**Problem statement**: Using the data below, return every line that holds the word "Plots".

**Data for the task**:

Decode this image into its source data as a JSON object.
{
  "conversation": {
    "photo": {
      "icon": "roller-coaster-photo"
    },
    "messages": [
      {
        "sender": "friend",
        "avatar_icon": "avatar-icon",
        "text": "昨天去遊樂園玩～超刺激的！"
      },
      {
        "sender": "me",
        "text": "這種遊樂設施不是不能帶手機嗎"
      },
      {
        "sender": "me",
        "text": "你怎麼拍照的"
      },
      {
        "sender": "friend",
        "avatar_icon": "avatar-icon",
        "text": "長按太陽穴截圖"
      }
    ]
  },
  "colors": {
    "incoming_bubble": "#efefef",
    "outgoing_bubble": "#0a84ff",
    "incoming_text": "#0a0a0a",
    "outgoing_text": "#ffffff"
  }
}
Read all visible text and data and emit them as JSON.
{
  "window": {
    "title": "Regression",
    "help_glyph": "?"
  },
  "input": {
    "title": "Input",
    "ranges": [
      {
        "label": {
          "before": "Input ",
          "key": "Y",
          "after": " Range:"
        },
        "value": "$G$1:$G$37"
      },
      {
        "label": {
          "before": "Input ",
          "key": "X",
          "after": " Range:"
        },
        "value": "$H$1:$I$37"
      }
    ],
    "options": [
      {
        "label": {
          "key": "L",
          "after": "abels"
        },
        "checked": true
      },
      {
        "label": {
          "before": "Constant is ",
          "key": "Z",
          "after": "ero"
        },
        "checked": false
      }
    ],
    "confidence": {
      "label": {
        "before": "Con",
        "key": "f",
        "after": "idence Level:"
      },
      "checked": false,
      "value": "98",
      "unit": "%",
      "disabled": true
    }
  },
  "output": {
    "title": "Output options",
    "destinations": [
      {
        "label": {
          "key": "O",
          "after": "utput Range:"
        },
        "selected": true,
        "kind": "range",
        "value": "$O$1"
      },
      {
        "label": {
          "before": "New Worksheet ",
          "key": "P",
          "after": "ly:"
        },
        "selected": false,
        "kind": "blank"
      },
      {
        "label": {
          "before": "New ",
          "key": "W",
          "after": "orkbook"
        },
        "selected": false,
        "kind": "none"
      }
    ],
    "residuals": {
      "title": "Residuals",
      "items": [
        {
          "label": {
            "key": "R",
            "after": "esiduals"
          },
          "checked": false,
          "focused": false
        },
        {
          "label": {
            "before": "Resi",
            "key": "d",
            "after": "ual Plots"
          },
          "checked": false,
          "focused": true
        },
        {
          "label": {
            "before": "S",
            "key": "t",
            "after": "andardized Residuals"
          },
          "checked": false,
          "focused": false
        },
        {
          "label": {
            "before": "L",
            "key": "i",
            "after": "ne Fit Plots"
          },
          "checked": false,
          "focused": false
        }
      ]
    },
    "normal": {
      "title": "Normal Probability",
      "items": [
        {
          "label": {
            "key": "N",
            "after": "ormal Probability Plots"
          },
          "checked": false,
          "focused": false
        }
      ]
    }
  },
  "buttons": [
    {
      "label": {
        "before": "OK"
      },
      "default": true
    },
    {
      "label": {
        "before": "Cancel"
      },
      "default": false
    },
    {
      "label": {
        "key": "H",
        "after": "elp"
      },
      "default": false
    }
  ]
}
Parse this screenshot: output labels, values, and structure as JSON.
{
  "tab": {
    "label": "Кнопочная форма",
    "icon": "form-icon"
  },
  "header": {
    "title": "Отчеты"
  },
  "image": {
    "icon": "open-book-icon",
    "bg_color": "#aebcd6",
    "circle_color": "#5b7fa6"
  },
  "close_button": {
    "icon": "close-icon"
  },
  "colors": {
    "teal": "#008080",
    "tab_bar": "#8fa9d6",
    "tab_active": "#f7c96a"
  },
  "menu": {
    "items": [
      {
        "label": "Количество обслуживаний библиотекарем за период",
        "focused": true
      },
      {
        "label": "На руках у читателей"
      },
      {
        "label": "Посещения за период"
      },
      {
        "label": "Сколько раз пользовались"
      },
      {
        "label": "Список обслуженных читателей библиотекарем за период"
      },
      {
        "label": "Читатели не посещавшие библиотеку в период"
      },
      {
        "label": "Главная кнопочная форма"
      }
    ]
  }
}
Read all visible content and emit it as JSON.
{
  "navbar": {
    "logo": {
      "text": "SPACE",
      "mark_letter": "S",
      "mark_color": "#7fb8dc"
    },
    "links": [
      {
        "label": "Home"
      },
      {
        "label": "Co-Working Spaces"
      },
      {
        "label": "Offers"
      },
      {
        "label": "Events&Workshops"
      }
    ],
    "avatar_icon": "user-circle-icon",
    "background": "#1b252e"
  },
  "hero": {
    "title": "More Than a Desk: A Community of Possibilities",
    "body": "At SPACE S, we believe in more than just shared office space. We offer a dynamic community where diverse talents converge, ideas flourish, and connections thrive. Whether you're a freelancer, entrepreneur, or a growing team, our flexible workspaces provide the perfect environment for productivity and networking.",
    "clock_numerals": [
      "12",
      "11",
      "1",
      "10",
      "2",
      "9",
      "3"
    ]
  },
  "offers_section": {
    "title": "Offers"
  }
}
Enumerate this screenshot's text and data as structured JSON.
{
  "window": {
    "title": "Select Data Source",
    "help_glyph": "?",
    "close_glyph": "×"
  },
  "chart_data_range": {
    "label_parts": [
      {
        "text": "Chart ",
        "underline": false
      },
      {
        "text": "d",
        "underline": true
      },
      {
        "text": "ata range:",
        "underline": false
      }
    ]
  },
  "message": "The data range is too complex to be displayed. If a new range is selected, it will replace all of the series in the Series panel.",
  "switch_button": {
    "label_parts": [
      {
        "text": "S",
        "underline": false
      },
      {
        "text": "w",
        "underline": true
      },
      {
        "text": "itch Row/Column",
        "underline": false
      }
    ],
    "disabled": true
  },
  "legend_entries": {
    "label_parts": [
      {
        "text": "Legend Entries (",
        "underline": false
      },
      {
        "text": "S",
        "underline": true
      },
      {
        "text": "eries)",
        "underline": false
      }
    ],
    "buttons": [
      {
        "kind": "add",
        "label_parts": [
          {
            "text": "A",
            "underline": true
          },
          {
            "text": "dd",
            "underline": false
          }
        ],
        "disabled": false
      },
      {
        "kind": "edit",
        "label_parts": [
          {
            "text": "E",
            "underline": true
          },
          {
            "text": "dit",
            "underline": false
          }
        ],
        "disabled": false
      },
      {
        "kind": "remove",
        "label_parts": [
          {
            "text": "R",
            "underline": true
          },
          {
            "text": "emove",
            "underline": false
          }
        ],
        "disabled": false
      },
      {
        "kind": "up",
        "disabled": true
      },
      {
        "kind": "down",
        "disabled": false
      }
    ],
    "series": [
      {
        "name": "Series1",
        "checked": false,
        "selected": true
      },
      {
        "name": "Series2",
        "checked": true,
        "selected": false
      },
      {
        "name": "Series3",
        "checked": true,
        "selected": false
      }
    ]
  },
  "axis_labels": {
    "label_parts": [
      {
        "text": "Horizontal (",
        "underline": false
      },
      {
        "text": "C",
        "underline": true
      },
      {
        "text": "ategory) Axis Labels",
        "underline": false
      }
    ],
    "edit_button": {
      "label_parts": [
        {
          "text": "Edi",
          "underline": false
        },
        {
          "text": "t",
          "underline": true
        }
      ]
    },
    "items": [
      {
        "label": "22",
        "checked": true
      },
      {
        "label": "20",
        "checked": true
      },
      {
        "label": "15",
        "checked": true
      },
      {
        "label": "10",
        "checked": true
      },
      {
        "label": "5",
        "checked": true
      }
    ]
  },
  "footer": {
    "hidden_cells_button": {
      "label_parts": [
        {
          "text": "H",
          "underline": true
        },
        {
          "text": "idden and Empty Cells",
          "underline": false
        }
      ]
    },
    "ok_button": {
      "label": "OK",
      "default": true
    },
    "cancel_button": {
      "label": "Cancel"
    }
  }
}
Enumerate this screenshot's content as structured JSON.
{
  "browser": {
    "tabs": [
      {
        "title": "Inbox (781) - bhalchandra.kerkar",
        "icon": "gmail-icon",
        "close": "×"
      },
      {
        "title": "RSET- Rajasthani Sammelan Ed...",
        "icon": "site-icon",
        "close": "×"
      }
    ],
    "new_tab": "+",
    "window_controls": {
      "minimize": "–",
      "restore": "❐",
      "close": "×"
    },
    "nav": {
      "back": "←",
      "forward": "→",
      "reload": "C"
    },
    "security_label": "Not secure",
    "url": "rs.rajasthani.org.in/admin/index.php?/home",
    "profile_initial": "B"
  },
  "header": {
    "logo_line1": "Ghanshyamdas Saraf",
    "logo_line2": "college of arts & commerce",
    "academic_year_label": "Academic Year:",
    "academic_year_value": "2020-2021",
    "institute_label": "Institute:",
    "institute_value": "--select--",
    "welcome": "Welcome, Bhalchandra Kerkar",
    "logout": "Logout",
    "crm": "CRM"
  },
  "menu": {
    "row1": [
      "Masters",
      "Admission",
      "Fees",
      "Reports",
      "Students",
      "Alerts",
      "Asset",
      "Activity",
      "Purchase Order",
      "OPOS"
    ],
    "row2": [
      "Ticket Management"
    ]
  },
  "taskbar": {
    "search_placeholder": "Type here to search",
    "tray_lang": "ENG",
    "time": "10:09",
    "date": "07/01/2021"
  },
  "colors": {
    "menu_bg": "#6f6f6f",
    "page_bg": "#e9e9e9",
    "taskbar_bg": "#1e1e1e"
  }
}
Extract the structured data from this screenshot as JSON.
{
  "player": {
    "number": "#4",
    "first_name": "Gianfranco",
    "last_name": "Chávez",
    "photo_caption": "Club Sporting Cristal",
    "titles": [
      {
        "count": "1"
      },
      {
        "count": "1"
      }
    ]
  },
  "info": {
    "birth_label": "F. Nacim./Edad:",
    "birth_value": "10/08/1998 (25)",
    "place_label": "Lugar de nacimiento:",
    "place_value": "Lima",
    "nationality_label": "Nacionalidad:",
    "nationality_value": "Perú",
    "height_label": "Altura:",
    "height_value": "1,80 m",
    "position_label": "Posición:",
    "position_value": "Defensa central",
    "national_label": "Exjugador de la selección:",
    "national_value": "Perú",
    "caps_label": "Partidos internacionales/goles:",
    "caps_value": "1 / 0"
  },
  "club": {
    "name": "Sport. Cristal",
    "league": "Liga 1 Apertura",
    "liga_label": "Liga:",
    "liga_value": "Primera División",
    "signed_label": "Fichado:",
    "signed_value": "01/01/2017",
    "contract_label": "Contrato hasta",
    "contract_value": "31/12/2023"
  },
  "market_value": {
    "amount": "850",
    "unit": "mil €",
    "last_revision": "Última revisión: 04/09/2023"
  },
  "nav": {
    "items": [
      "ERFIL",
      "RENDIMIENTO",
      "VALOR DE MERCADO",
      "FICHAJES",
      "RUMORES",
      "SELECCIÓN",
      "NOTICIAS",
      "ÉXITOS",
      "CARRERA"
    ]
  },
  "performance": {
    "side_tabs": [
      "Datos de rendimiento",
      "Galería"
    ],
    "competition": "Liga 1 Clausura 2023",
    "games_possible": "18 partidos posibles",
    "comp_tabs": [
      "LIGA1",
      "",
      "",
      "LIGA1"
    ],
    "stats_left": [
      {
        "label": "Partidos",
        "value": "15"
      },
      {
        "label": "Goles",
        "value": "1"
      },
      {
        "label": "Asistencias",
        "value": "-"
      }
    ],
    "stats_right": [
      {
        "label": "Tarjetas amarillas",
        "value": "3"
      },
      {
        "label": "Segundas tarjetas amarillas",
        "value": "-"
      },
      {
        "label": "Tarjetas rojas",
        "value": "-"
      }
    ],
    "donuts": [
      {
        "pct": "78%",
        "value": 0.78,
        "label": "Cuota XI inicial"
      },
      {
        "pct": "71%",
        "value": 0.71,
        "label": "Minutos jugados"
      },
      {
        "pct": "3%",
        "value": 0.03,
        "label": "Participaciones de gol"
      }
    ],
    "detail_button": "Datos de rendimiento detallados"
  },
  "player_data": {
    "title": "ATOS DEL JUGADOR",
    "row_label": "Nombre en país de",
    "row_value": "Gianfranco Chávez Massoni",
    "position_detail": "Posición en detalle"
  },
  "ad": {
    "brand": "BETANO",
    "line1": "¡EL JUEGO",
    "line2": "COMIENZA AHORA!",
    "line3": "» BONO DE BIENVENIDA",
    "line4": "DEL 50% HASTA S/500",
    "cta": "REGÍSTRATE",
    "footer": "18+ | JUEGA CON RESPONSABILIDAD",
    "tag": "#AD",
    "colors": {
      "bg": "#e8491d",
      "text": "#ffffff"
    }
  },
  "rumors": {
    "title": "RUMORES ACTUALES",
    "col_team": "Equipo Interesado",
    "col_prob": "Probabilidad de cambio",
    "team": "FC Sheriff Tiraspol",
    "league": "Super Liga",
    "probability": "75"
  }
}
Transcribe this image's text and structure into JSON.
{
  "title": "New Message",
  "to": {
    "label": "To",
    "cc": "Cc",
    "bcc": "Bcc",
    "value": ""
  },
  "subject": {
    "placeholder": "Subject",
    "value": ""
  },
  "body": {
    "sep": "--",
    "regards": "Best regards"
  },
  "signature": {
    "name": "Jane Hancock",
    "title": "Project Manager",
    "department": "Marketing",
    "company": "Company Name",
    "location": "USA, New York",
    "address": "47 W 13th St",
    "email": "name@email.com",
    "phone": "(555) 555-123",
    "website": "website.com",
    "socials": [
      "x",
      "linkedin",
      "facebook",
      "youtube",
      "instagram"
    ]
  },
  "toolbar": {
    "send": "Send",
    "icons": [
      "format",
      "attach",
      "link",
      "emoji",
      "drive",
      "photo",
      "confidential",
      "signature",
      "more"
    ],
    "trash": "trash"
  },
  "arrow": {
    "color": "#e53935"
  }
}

**Solution for this task**:
            "after": "ual Plots"
            "after": "ne Fit Plots"
            "after": "ormal Probability Plots"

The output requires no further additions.